→ **Work required**: An exact copy of every entry is required, without the pictures.

→ **Data for this task**:
☆ ☆ ☆ ☆ ☆
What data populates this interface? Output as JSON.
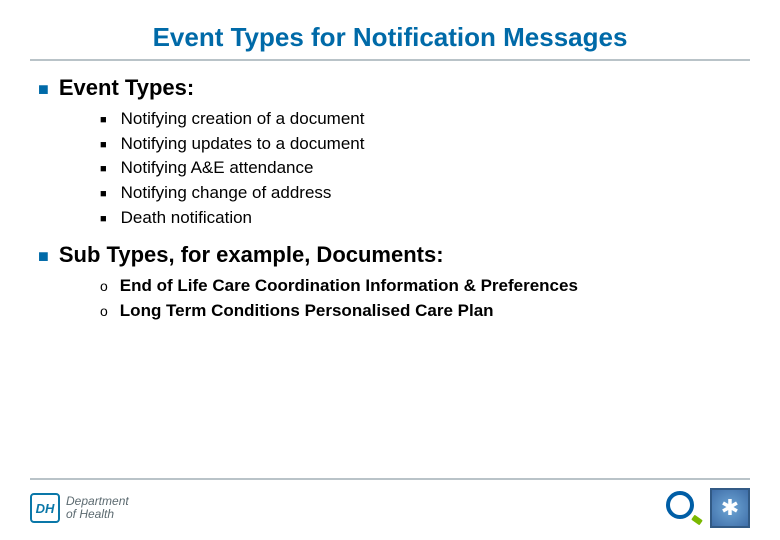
{
  "title": "Event Types for Notification Messages",
  "sections": [
    {
      "heading": "Event Types:",
      "bullet": "square",
      "bold": false,
      "items": [
        "Notifying creation of a document",
        "Notifying updates to a document",
        "Notifying A&E attendance",
        "Notifying change of address",
        "Death notification"
      ]
    },
    {
      "heading": "Sub Types, for example, Documents:",
      "bullet": "circle",
      "bold": true,
      "items": [
        "End of Life Care Coordination Information & Preferences",
        "Long Term Conditions Personalised Care Plan"
      ]
    }
  ],
  "footer": {
    "dh_abbrev": "DH",
    "dh_line1": "Department",
    "dh_line2": "of Health"
  }
}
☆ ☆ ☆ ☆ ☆
→ **Result of the exercise**:
What data populates this interface? Output as JSON.
{
  "title": "Event Types for Notification Messages",
  "sections": [
    {
      "heading": "Event Types:",
      "bullet": "square",
      "bold": false,
      "items": [
        "Notifying creation of a document",
        "Notifying updates to a document",
        "Notifying A&E attendance",
        "Notifying change of address",
        "Death notification"
      ]
    },
    {
      "heading": "Sub Types, for example, Documents:",
      "bullet": "circle",
      "bold": true,
      "items": [
        "End of Life Care Coordination Information & Preferences",
        "Long Term Conditions Personalised Care Plan"
      ]
    }
  ],
  "footer": {
    "dh_abbrev": "DH",
    "dh_line1": "Department",
    "dh_line2": "of Health"
  }
}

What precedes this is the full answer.